Items from an interface collection:
[Start of section]
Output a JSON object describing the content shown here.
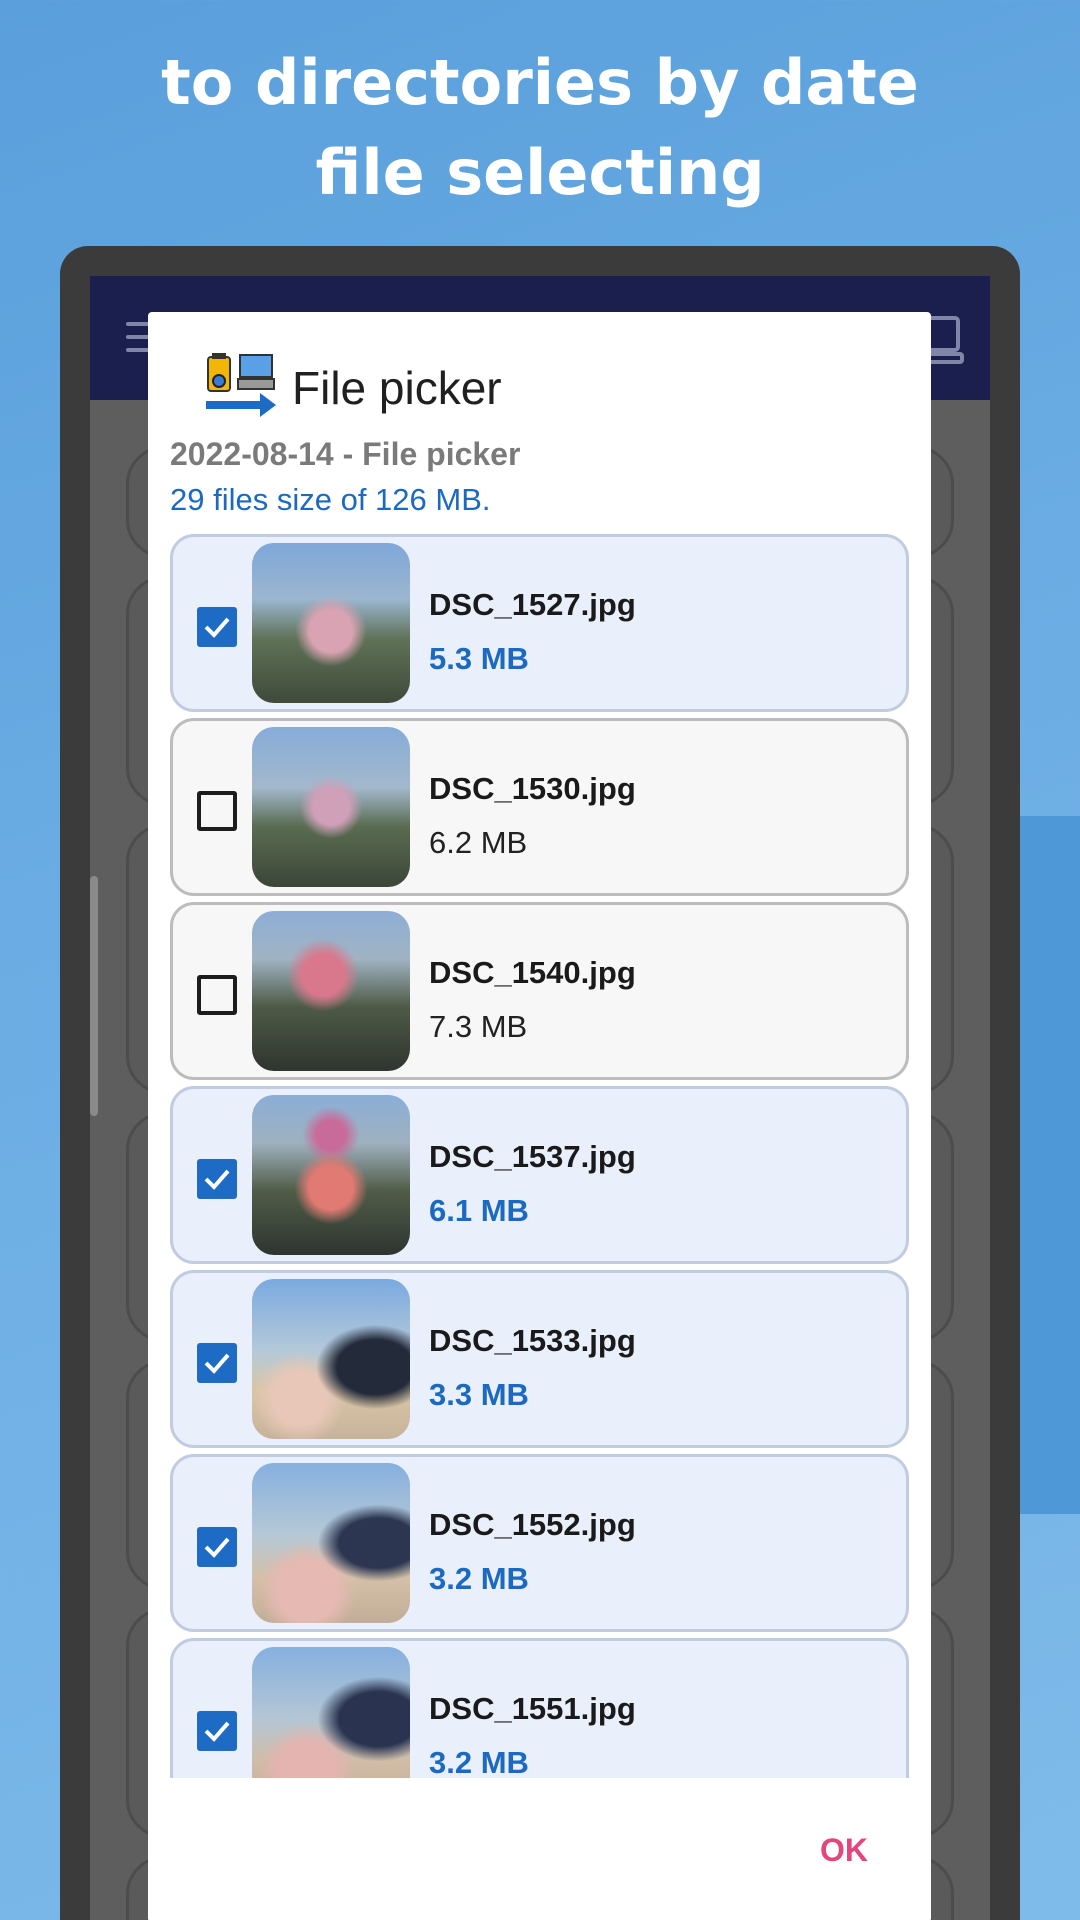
{
  "promo": {
    "line1": "to directories by date",
    "line2": "file selecting"
  },
  "dialog": {
    "title": "File picker",
    "subtitle": "2022-08-14 - File picker",
    "summary": "29 files size of 126 MB.",
    "ok_label": "OK"
  },
  "files": [
    {
      "name": "DSC_1527.jpg",
      "size": "5.3 MB",
      "checked": true
    },
    {
      "name": "DSC_1530.jpg",
      "size": "6.2 MB",
      "checked": false
    },
    {
      "name": "DSC_1540.jpg",
      "size": "7.3 MB",
      "checked": false
    },
    {
      "name": "DSC_1537.jpg",
      "size": "6.1 MB",
      "checked": true
    },
    {
      "name": "DSC_1533.jpg",
      "size": "3.3 MB",
      "checked": true
    },
    {
      "name": "DSC_1552.jpg",
      "size": "3.2 MB",
      "checked": true
    },
    {
      "name": "DSC_1551.jpg",
      "size": "3.2 MB",
      "checked": true
    }
  ],
  "colors": {
    "accent": "#1e6bc6",
    "ok": "#e3467c",
    "app_bar": "#1b1f4d"
  },
  "icons": {
    "app_menu": "hamburger-icon",
    "app_pc": "computer-icon",
    "dialog": "camera-to-pc-transfer-icon",
    "check": "checkmark-icon"
  }
}
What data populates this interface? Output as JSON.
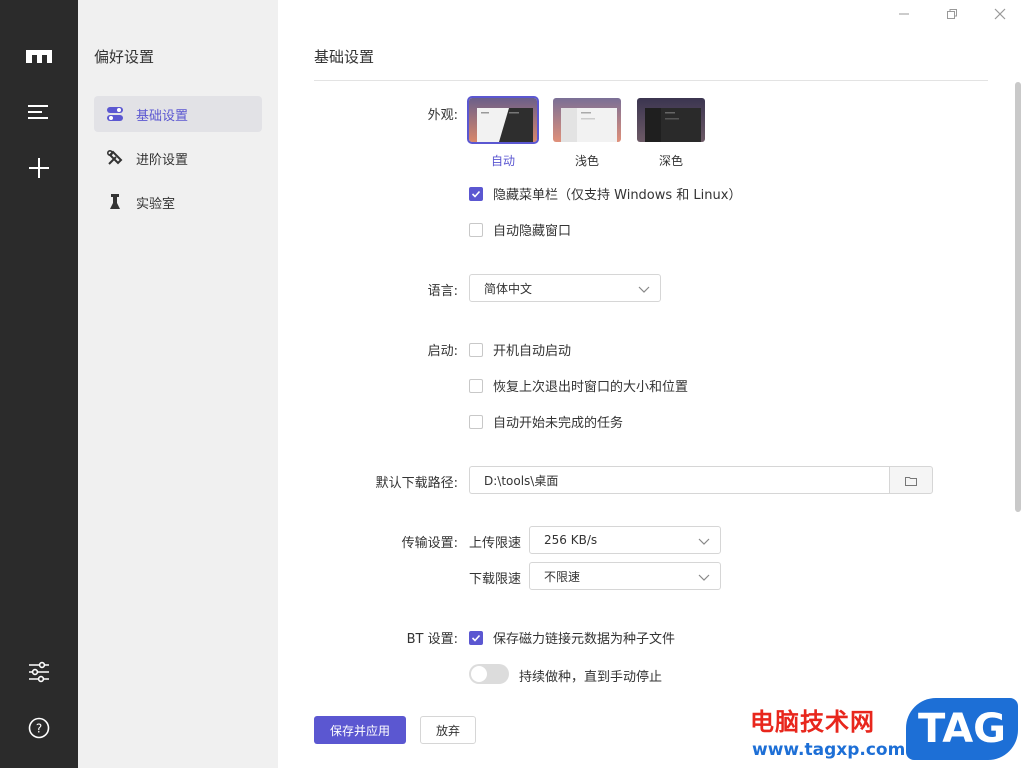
{
  "sidebar_nav": {
    "title": "偏好设置",
    "items": [
      {
        "label": "基础设置",
        "icon": "toggle-icon",
        "active": true
      },
      {
        "label": "进阶设置",
        "icon": "wrench-icon",
        "active": false
      },
      {
        "label": "实验室",
        "icon": "flask-icon",
        "active": false
      }
    ]
  },
  "rail": {
    "icons": [
      "app-logo-icon",
      "menu-icon",
      "plus-icon",
      "sliders-icon",
      "help-icon"
    ]
  },
  "content": {
    "title": "基础设置",
    "appearance": {
      "label": "外观:",
      "themes": [
        {
          "label": "自动",
          "selected": true
        },
        {
          "label": "浅色",
          "selected": false
        },
        {
          "label": "深色",
          "selected": false
        }
      ],
      "hide_menubar": {
        "label": "隐藏菜单栏（仅支持 Windows 和 Linux）",
        "checked": true
      },
      "auto_hide_window": {
        "label": "自动隐藏窗口",
        "checked": false
      }
    },
    "language": {
      "label": "语言:",
      "value": "简体中文"
    },
    "startup": {
      "label": "启动:",
      "options": [
        {
          "label": "开机自动启动",
          "checked": false
        },
        {
          "label": "恢复上次退出时窗口的大小和位置",
          "checked": false
        },
        {
          "label": "自动开始未完成的任务",
          "checked": false
        }
      ]
    },
    "download_path": {
      "label": "默认下载路径:",
      "value": "D:\\tools\\桌面"
    },
    "transfer": {
      "label": "传输设置:",
      "upload_label": "上传限速",
      "upload_value": "256 KB/s",
      "download_label": "下载限速",
      "download_value": "不限速"
    },
    "bt": {
      "label": "BT 设置:",
      "save_magnet": {
        "label": "保存磁力链接元数据为种子文件",
        "checked": true
      },
      "keep_seeding": {
        "label": "持续做种，直到手动停止",
        "on": false
      }
    },
    "buttons": {
      "save": "保存并应用",
      "discard": "放弃"
    }
  },
  "watermark": {
    "cn": "电脑技术网",
    "url": "www.tagxp.com",
    "logo": "TAG"
  },
  "colors": {
    "accent": "#5b57d1",
    "rail": "#2b2b2b",
    "nav_bg": "#f0f0f0"
  }
}
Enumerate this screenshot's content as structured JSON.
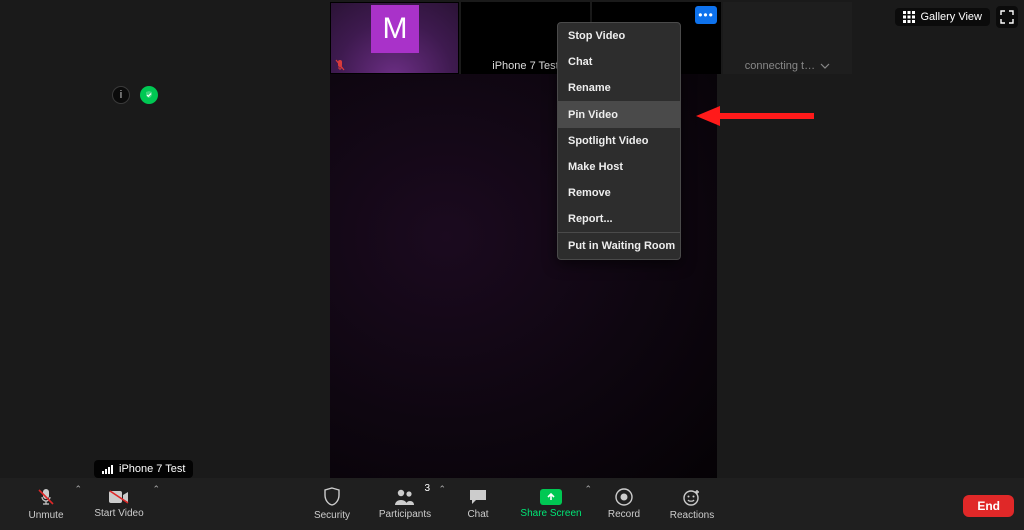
{
  "thumbnails": {
    "p1": {
      "avatar_letter": "M",
      "muted": true
    },
    "p2": {
      "label": "iPhone 7 Test"
    },
    "p3": {
      "has_more_menu": true
    },
    "p4": {
      "status": "connecting t…"
    }
  },
  "top_right": {
    "gallery_label": "Gallery View"
  },
  "context_menu": {
    "stop_video": "Stop Video",
    "chat": "Chat",
    "rename": "Rename",
    "pin_video": "Pin Video",
    "spotlight_video": "Spotlight Video",
    "make_host": "Make Host",
    "remove": "Remove",
    "report": "Report...",
    "waiting_room": "Put in Waiting Room"
  },
  "tooltip": {
    "label": "iPhone 7 Test"
  },
  "toolbar": {
    "unmute": "Unmute",
    "start_video": "Start Video",
    "security": "Security",
    "participants": "Participants",
    "participants_count": "3",
    "chat": "Chat",
    "share_screen": "Share Screen",
    "record": "Record",
    "reactions": "Reactions",
    "end": "End"
  }
}
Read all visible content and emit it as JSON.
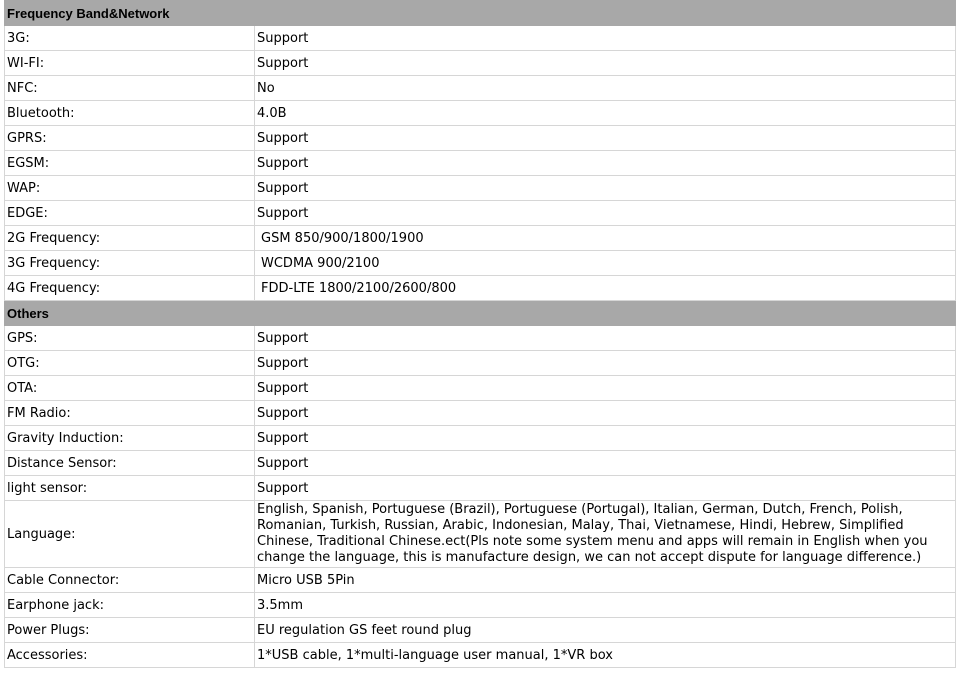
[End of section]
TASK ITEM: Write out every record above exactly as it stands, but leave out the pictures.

TASK OUTPUT:
Output a JSON object describing the content shown here.
{
  "promo": {
    "line1": "to directories by date",
    "line2": "file selecting"
  },
  "dialog": {
    "title": "File picker",
    "subtitle": "2022-08-14 - File picker",
    "summary": "29 files size of 126 MB.",
    "ok_label": "OK"
  },
  "files": [
    {
      "name": "DSC_1527.jpg",
      "size": "5.3 MB",
      "checked": true
    },
    {
      "name": "DSC_1530.jpg",
      "size": "6.2 MB",
      "checked": false
    },
    {
      "name": "DSC_1540.jpg",
      "size": "7.3 MB",
      "checked": false
    },
    {
      "name": "DSC_1537.jpg",
      "size": "6.1 MB",
      "checked": true
    },
    {
      "name": "DSC_1533.jpg",
      "size": "3.3 MB",
      "checked": true
    },
    {
      "name": "DSC_1552.jpg",
      "size": "3.2 MB",
      "checked": true
    },
    {
      "name": "DSC_1551.jpg",
      "size": "3.2 MB",
      "checked": true
    }
  ],
  "colors": {
    "accent": "#1e6bc6",
    "ok": "#e3467c",
    "app_bar": "#1b1f4d"
  },
  "icons": {
    "app_menu": "hamburger-icon",
    "app_pc": "computer-icon",
    "dialog": "camera-to-pc-transfer-icon",
    "check": "checkmark-icon"
  }
}
What data populates this interface? Output as JSON.
{
  "sidebar_nav": {
    "title": "偏好设置",
    "items": [
      {
        "label": "基础设置",
        "icon": "toggle-icon",
        "active": true
      },
      {
        "label": "进阶设置",
        "icon": "wrench-icon",
        "active": false
      },
      {
        "label": "实验室",
        "icon": "flask-icon",
        "active": false
      }
    ]
  },
  "rail": {
    "icons": [
      "app-logo-icon",
      "menu-icon",
      "plus-icon",
      "sliders-icon",
      "help-icon"
    ]
  },
  "content": {
    "title": "基础设置",
    "appearance": {
      "label": "外观:",
      "themes": [
        {
          "label": "自动",
          "selected": true
        },
        {
          "label": "浅色",
          "selected": false
        },
        {
          "label": "深色",
          "selected": false
        }
      ],
      "hide_menubar": {
        "label": "隐藏菜单栏（仅支持 Windows 和 Linux）",
        "checked": true
      },
      "auto_hide_window": {
        "label": "自动隐藏窗口",
        "checked": false
      }
    },
    "language": {
      "label": "语言:",
      "value": "简体中文"
    },
    "startup": {
      "label": "启动:",
      "options": [
        {
          "label": "开机自动启动",
          "checked": false
        },
        {
          "label": "恢复上次退出时窗口的大小和位置",
          "checked": false
        },
        {
          "label": "自动开始未完成的任务",
          "checked": false
        }
      ]
    },
    "download_path": {
      "label": "默认下载路径:",
      "value": "D:\\tools\\桌面"
    },
    "transfer": {
      "label": "传输设置:",
      "upload_label": "上传限速",
      "upload_value": "256 KB/s",
      "download_label": "下载限速",
      "download_value": "不限速"
    },
    "bt": {
      "label": "BT 设置:",
      "save_magnet": {
        "label": "保存磁力链接元数据为种子文件",
        "checked": true
      },
      "keep_seeding": {
        "label": "持续做种，直到手动停止",
        "on": false
      }
    },
    "buttons": {
      "save": "保存并应用",
      "discard": "放弃"
    }
  },
  "watermark": {
    "cn": "电脑技术网",
    "url": "www.tagxp.com",
    "logo": "TAG"
  },
  "colors": {
    "accent": "#5b57d1",
    "rail": "#2b2b2b",
    "nav_bg": "#f0f0f0"
  }
}
Enumerate this screenshot's content as structured JSON.
{
  "thumbnails": {
    "p1": {
      "avatar_letter": "M",
      "muted": true
    },
    "p2": {
      "label": "iPhone 7 Test"
    },
    "p3": {
      "has_more_menu": true
    },
    "p4": {
      "status": "connecting t…"
    }
  },
  "top_right": {
    "gallery_label": "Gallery View"
  },
  "context_menu": {
    "stop_video": "Stop Video",
    "chat": "Chat",
    "rename": "Rename",
    "pin_video": "Pin Video",
    "spotlight_video": "Spotlight Video",
    "make_host": "Make Host",
    "remove": "Remove",
    "report": "Report...",
    "waiting_room": "Put in Waiting Room"
  },
  "tooltip": {
    "label": "iPhone 7 Test"
  },
  "toolbar": {
    "unmute": "Unmute",
    "start_video": "Start Video",
    "security": "Security",
    "participants": "Participants",
    "participants_count": "3",
    "chat": "Chat",
    "share_screen": "Share Screen",
    "record": "Record",
    "reactions": "Reactions",
    "end": "End"
  }
}
Read all visible content and emit it as JSON.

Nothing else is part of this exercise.